*** Input ***

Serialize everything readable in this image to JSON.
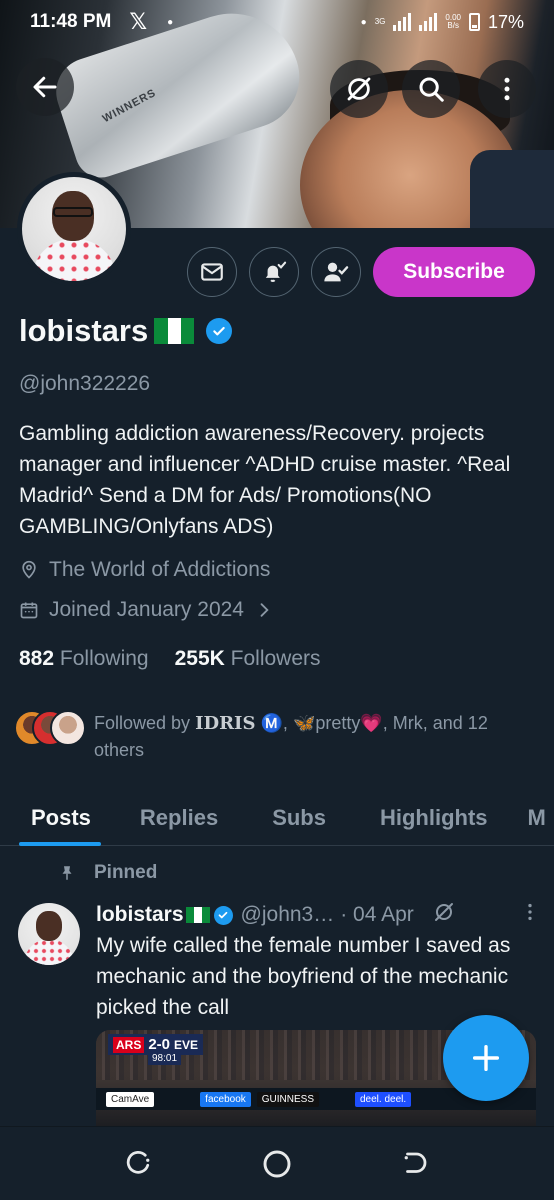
{
  "status_bar": {
    "time": "11:48 PM",
    "app_icon": "x-logo-icon",
    "net_type": "3G",
    "net_speed_top": "0.00",
    "net_speed_bottom": "B/s",
    "battery": "17%"
  },
  "banner": {
    "trophy_text": "WINNERS"
  },
  "top_buttons": [
    "back-arrow-icon",
    "grok-icon",
    "search-icon",
    "more-vertical-icon"
  ],
  "actions": {
    "icons": [
      "mail-icon",
      "bell-notify-icon",
      "follow-check-icon"
    ],
    "subscribe_label": "Subscribe",
    "subscribe_color": "#c936c9"
  },
  "profile": {
    "display_name": "lobistars",
    "handle": "@john322226",
    "bio": "Gambling addiction awareness/Recovery. projects manager and influencer ^ADHD cruise master. ^Real Madrid^ Send a DM for Ads/ Promotions(NO GAMBLING/Onlyfans ADS)",
    "location": "The World of Addictions",
    "joined": "Joined January 2024",
    "following_count": "882",
    "following_label": "Following",
    "followers_count": "255K",
    "followers_label": "Followers"
  },
  "followed_by": {
    "prefix": "Followed by",
    "name1": "IDRIS",
    "name1_badge": "Ⓜ️",
    "name2": "🦋pretty💗",
    "rest": ", Mrk, and 12 others"
  },
  "tabs": [
    "Posts",
    "Replies",
    "Subs",
    "Highlights",
    "M"
  ],
  "post": {
    "pinned_label": "Pinned",
    "name": "lobistars",
    "handle": "@john3…",
    "date": "· 04 Apr",
    "text": "My wife called the female number I saved as mechanic and the boyfriend of the mechanic picked the call",
    "media": {
      "team_home": "ARS",
      "score": "2-0",
      "team_away": "EVE",
      "clock": "98:01",
      "boards": [
        "CamAve",
        "facebook",
        "GUINNESS",
        "deel. deel."
      ]
    }
  },
  "colors": {
    "accent": "#1d9bf0",
    "background": "#15202b",
    "secondary_text": "#8b98a5"
  }
}
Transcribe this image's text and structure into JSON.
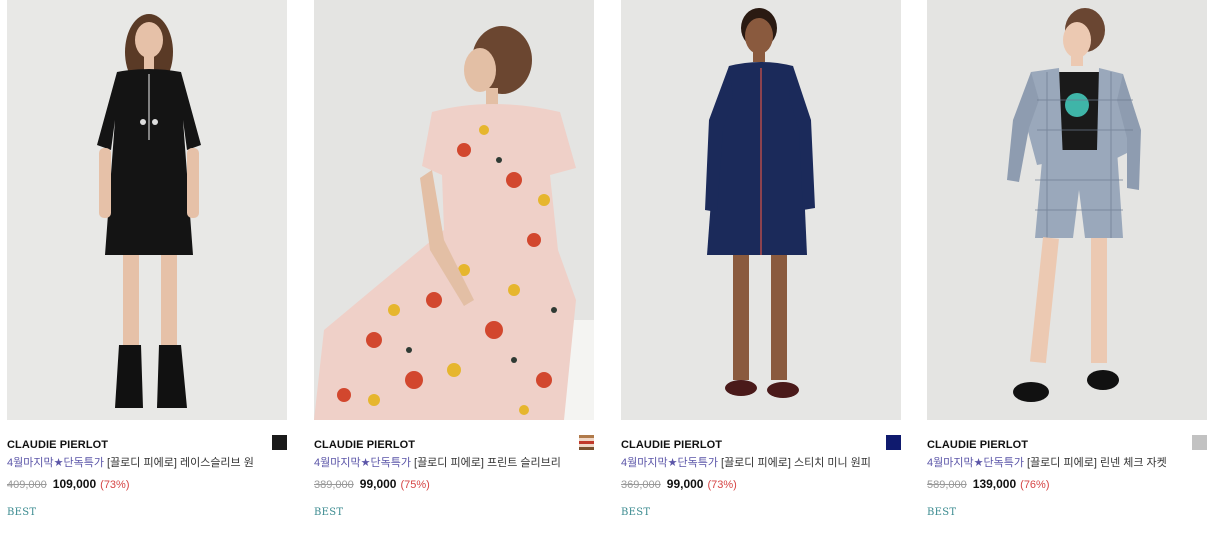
{
  "products": [
    {
      "brand": "CLAUDIE PIERLOT",
      "title_promo": "4월마지막★단독특가",
      "title_rest": " [끌로디 피에로] 레이스슬리브 원",
      "original_price": "409,000",
      "sale_price": "109,000",
      "discount": "(73%)",
      "badge": "BEST",
      "swatch_color": "#1a1a1a",
      "image_desc": "model in black lace-sleeve mini dress"
    },
    {
      "brand": "CLAUDIE PIERLOT",
      "title_promo": "4월마지막★단독특가",
      "title_rest": " [끌로디 피에로] 프린트 슬리브리",
      "original_price": "389,000",
      "sale_price": "99,000",
      "discount": "(75%)",
      "badge": "BEST",
      "swatch_color": "#b07a4a",
      "image_desc": "seated model in printed pink sleeveless dress"
    },
    {
      "brand": "CLAUDIE PIERLOT",
      "title_promo": "4월마지막★단독특가",
      "title_rest": " [끌로디 피에로] 스티치 미니 원피",
      "original_price": "369,000",
      "sale_price": "99,000",
      "discount": "(73%)",
      "badge": "BEST",
      "swatch_color": "#0f1a6e",
      "image_desc": "model in navy stitched mini shirt dress"
    },
    {
      "brand": "CLAUDIE PIERLOT",
      "title_promo": "4월마지막★단독특가",
      "title_rest": " [끌로디 피에로] 린넨 체크 자켓",
      "original_price": "589,000",
      "sale_price": "139,000",
      "discount": "(76%)",
      "badge": "BEST",
      "swatch_color": "#c2c2c2",
      "image_desc": "model in grey check linen jacket and shorts"
    }
  ]
}
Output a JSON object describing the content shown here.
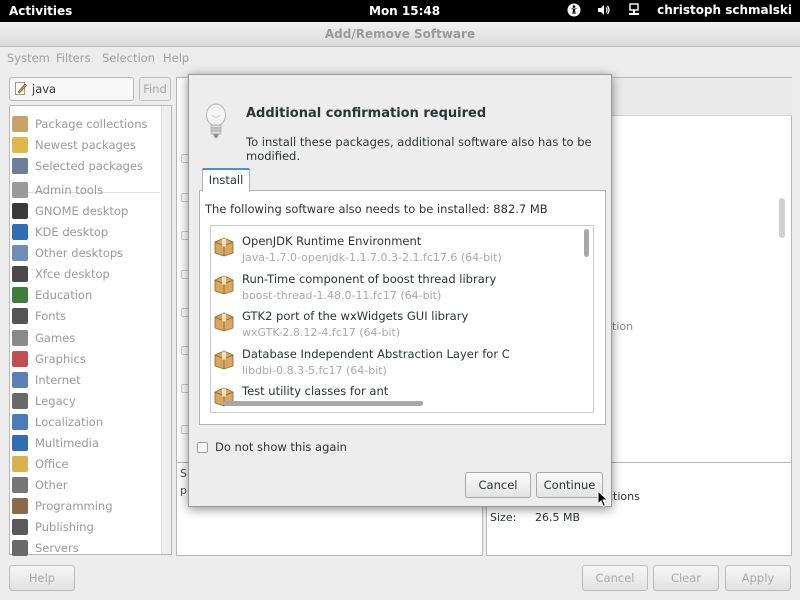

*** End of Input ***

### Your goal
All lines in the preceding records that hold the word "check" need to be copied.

### Answer area
      "follow-check-icon"
      "image_desc": "model in grey check linen jacket and shorts"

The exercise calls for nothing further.